→ Task:
Filter the data for lines with the word "Security", then copy every line so identified.

Source data:
↓↓↓

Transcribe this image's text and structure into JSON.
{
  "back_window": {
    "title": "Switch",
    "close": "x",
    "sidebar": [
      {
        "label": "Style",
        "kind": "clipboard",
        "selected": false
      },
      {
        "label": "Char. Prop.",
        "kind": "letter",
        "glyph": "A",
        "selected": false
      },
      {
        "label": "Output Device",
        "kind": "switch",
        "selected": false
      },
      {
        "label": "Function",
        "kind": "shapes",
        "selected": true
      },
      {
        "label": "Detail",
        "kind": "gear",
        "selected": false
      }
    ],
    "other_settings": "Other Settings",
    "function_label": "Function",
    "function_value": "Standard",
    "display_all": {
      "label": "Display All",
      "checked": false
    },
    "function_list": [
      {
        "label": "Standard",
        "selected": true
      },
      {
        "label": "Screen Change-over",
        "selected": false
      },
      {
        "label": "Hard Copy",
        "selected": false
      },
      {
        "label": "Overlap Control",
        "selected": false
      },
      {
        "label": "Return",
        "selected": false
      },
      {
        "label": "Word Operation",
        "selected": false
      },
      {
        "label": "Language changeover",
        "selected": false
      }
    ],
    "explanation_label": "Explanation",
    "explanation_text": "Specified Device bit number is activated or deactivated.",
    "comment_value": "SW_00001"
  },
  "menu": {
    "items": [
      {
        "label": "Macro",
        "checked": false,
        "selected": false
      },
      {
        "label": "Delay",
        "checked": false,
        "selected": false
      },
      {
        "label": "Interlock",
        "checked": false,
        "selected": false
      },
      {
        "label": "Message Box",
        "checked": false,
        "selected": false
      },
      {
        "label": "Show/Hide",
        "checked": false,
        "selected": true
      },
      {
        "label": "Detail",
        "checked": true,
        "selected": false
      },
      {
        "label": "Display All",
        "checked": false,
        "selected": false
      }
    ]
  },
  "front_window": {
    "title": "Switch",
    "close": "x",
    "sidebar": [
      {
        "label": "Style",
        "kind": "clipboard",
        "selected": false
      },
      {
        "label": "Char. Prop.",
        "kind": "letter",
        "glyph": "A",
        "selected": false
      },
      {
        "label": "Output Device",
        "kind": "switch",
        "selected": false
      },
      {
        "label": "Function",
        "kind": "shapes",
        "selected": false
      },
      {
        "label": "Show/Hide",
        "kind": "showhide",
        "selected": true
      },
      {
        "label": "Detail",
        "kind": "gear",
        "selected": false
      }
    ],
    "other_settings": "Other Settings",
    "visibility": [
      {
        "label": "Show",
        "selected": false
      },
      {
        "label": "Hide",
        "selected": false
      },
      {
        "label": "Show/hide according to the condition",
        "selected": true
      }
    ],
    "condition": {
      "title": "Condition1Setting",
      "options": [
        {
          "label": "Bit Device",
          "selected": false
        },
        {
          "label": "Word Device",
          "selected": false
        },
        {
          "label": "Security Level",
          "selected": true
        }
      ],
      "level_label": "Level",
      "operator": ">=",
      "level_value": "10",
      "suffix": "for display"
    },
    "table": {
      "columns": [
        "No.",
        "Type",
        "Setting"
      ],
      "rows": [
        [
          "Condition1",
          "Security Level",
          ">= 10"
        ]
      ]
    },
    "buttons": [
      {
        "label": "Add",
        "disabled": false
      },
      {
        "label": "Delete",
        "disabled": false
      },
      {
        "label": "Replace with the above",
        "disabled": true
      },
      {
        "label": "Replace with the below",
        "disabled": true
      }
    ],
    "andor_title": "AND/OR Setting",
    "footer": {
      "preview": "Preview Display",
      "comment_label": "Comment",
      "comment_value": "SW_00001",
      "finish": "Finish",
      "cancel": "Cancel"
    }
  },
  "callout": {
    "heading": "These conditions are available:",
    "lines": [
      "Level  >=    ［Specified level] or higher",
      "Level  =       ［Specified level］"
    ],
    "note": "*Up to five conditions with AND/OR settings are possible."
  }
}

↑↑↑

→ Result:
          "label": "Security Level",
          "Security Level",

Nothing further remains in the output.